Exercise details: The answer must be a single number: how many lines in the records below contain the word "email".

-----

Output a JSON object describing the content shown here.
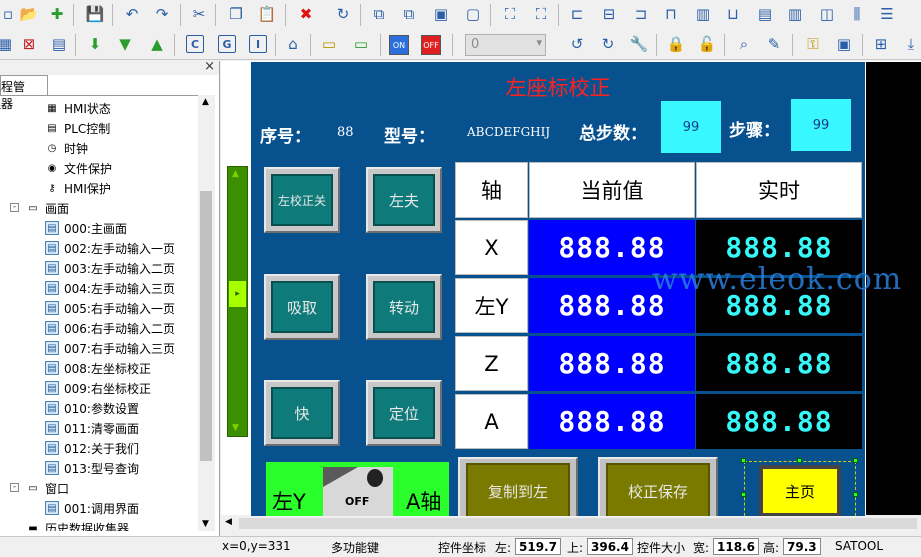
{
  "toolbar": {
    "row1_icons": [
      "new-icon",
      "open-icon",
      "add-icon",
      "save-icon",
      "undo-icon",
      "redo-icon",
      "cut-icon",
      "copy-icon",
      "paste-icon",
      "delete-icon",
      "refresh-icon",
      "front-icon",
      "back-icon",
      "group-icon",
      "ungroup-icon",
      "select-icon",
      "fit-icon",
      "align-left-icon",
      "align-center-icon",
      "align-right-icon",
      "align-top-icon",
      "align-middle-icon",
      "align-bottom-icon",
      "same-width-icon",
      "same-height-icon",
      "hspace-icon",
      "vspace-icon",
      "center-icon"
    ],
    "row2_icons": [
      "compile-icon",
      "delete-record-icon",
      "download-icon",
      "upload-icon",
      "sim-icon",
      "c-icon",
      "g-icon",
      "info-icon",
      "properties-icon",
      "screen-icon",
      "new-screen-icon",
      "on-state-icon",
      "off-state-icon",
      "prev-screen-icon",
      "next-screen-icon",
      "tools-icon",
      "lock-icon",
      "unlock-icon",
      "find-icon",
      "settings-icon",
      "key-icon",
      "export-icon",
      "window-icon",
      "download-arrow-icon"
    ],
    "on_label": "ON",
    "off_label": "OFF",
    "state_value": "0",
    "on_color": "#2a6fdb",
    "off_color": "#e02020"
  },
  "panel": {
    "tab_label": "工程管理器",
    "close": "×",
    "tree": [
      {
        "label": "HMI状态",
        "icon": "hmi-status-icon",
        "level": 2
      },
      {
        "label": "PLC控制",
        "icon": "plc-control-icon",
        "level": 2
      },
      {
        "label": "时钟",
        "icon": "clock-icon",
        "level": 2
      },
      {
        "label": "文件保护",
        "icon": "file-protect-icon",
        "level": 2
      },
      {
        "label": "HMI保护",
        "icon": "key-icon",
        "level": 2
      },
      {
        "label": "画面",
        "icon": "screen-icon",
        "level": 1,
        "expander": "-"
      },
      {
        "label": "000:主画面",
        "icon": "page-icon",
        "level": 2
      },
      {
        "label": "002:左手动输入一页",
        "icon": "page-icon",
        "level": 2
      },
      {
        "label": "003:左手动输入二页",
        "icon": "page-icon",
        "level": 2
      },
      {
        "label": "004:左手动输入三页",
        "icon": "page-icon",
        "level": 2
      },
      {
        "label": "005:右手动输入一页",
        "icon": "page-icon",
        "level": 2
      },
      {
        "label": "006:右手动输入二页",
        "icon": "page-icon",
        "level": 2
      },
      {
        "label": "007:右手动输入三页",
        "icon": "page-icon",
        "level": 2
      },
      {
        "label": "008:左坐标校正",
        "icon": "page-icon",
        "level": 2
      },
      {
        "label": "009:右坐标校正",
        "icon": "page-icon",
        "level": 2
      },
      {
        "label": "010:参数设置",
        "icon": "page-icon",
        "level": 2
      },
      {
        "label": "011:清零画面",
        "icon": "page-icon",
        "level": 2
      },
      {
        "label": "012:关于我们",
        "icon": "page-icon",
        "level": 2
      },
      {
        "label": "013:型号查询",
        "icon": "page-icon",
        "level": 2
      },
      {
        "label": "窗口",
        "icon": "window-icon",
        "level": 1,
        "expander": "-"
      },
      {
        "label": "001:调用界面",
        "icon": "page-icon",
        "level": 2
      },
      {
        "label": "历史数据收集器",
        "icon": "disk-icon",
        "level": 1
      }
    ]
  },
  "hmi": {
    "title": "左座标校正",
    "serial_label": "序号：",
    "serial_value": "88",
    "model_label": "型号：",
    "model_value": "ABCDEFGHIJ",
    "total_steps_label": "总步数：",
    "total_steps_value": "99",
    "step_label": "步骤：",
    "step_value": "99",
    "buttons": {
      "left_calib_off": "左校正关",
      "left_clamp": "左夫",
      "suction": "吸取",
      "rotate": "转动",
      "fast": "快",
      "position": "定位",
      "copy_to_left": "复制到左",
      "save_calib": "校正保存",
      "home": "主页"
    },
    "table": {
      "headers": [
        "轴",
        "当前值",
        "实时"
      ],
      "rows": [
        {
          "axis": "X",
          "current": "888.88",
          "realtime": "888.88"
        },
        {
          "axis": "左Y",
          "current": "888.88",
          "realtime": "888.88"
        },
        {
          "axis": "Z",
          "current": "888.88",
          "realtime": "888.88"
        },
        {
          "axis": "A",
          "current": "888.88",
          "realtime": "888.88"
        }
      ]
    },
    "switch": {
      "left_label": "左Y",
      "state_label": "OFF",
      "right_label": "A轴"
    },
    "watermark": "www.eleok.com"
  },
  "status": {
    "coords": "x=0,y=331",
    "mode": "多功能键",
    "ctrl_coords_label": "控件坐标",
    "left_label": "左:",
    "left_value": "519.7",
    "top_label": "上:",
    "top_value": "396.4",
    "ctrl_size_label": "控件大小",
    "width_label": "宽:",
    "width_value": "118.6",
    "height_label": "高:",
    "height_value": "79.3",
    "app": "SATOOL"
  }
}
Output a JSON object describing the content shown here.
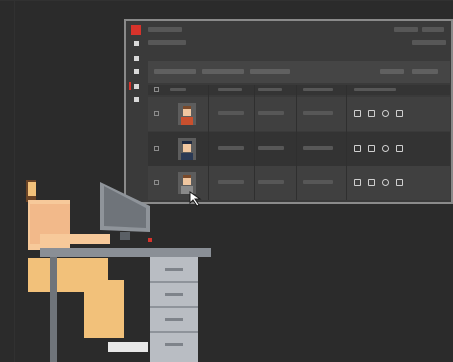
{
  "scene": {
    "description_free": true
  },
  "colors": {
    "background": "#2b2b2b",
    "panel_bg": "#3a3a3a",
    "panel_border": "#8a8a8a",
    "brand_accent": "#d7332b",
    "skin": "#f7c99a",
    "shirt": "#f2c17a",
    "hair": "#6b4426",
    "desk": "#8a8f96",
    "drawers": "#b9bdc3"
  },
  "table": {
    "rows": [
      {
        "avatar": "person-avatar-brown-hair-icon"
      },
      {
        "avatar": "person-avatar-police-cap-icon"
      },
      {
        "avatar": "person-avatar-brown-hair-icon"
      }
    ],
    "row_actions": [
      "document-icon",
      "scan-icon",
      "bug-icon",
      "grid-icon"
    ]
  },
  "icons": {
    "cursor": "mouse-pointer-icon"
  }
}
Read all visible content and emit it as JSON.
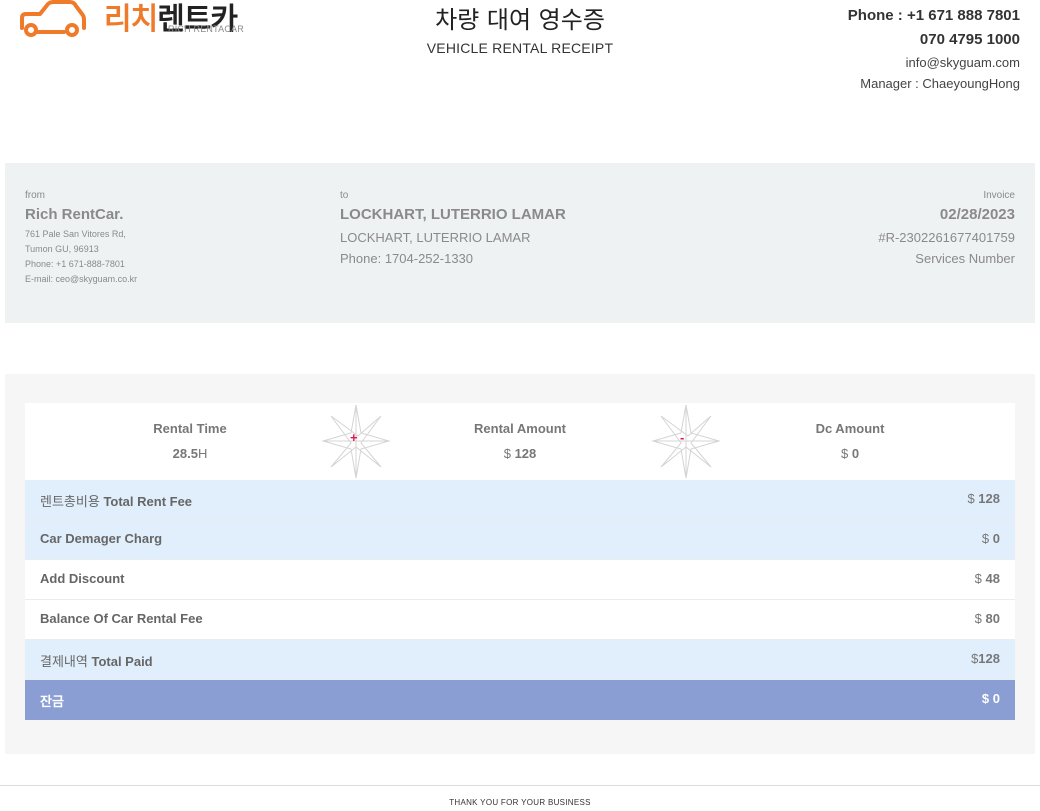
{
  "logo": {
    "name_ko_orange": "리치",
    "name_ko_dark": "렌트카",
    "name_en": "RICH RENTACAR",
    "brand_color": "#ef7a2a"
  },
  "header": {
    "title_ko": "차량 대여 영수증",
    "title_en": "VEHICLE RENTAL RECEIPT"
  },
  "contact": {
    "phone": "Phone : +1 671 888 7801",
    "phone2": "070 4795 1000",
    "email": "info@skyguam.com",
    "manager": "Manager : ChaeyoungHong"
  },
  "from": {
    "label": "from",
    "company": "Rich RentCar.",
    "address1": "761 Pale San Vitores Rd,",
    "address2": "Tumon GU, 96913",
    "phone": "Phone: +1 671-888-7801",
    "email": "E-mail: ceo@skyguam.co.kr"
  },
  "to": {
    "label": "to",
    "name": "LOCKHART, LUTERRIO LAMAR",
    "name2": "LOCKHART, LUTERRIO LAMAR",
    "phone": "Phone: 1704-252-1330"
  },
  "invoice": {
    "label": "Invoice",
    "date": "02/28/2023",
    "number": "#R-2302261677401759",
    "services": "Services Number"
  },
  "summary": {
    "rental_time_label": "Rental Time",
    "rental_time_value": "28.5",
    "rental_time_unit": "H",
    "plus": "+",
    "rental_amount_label": "Rental Amount",
    "rental_amount_currency": "$",
    "rental_amount_value": "128",
    "minus": "-",
    "dc_amount_label": "Dc Amount",
    "dc_amount_currency": "$",
    "dc_amount_value": "0"
  },
  "rows": [
    {
      "label_ko": "렌트총비용",
      "label_en": "Total Rent Fee",
      "currency": "$",
      "value": "128"
    },
    {
      "label_ko": "",
      "label_en": "Car Demager Charg",
      "currency": "$",
      "value": "0"
    },
    {
      "label_ko": "",
      "label_en": "Add Discount",
      "currency": "$",
      "value": "48"
    },
    {
      "label_ko": "",
      "label_en": "Balance Of Car Rental Fee",
      "currency": "$",
      "value": "80"
    },
    {
      "label_ko": "결제내역",
      "label_en": "Total Paid",
      "currency": "$",
      "value": "128"
    },
    {
      "label_ko": "잔금",
      "label_en": "",
      "currency": "$",
      "value": "0"
    }
  ],
  "footer": {
    "text": "THANK YOU FOR YOUR BUSINESS"
  }
}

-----

Expected answer: 2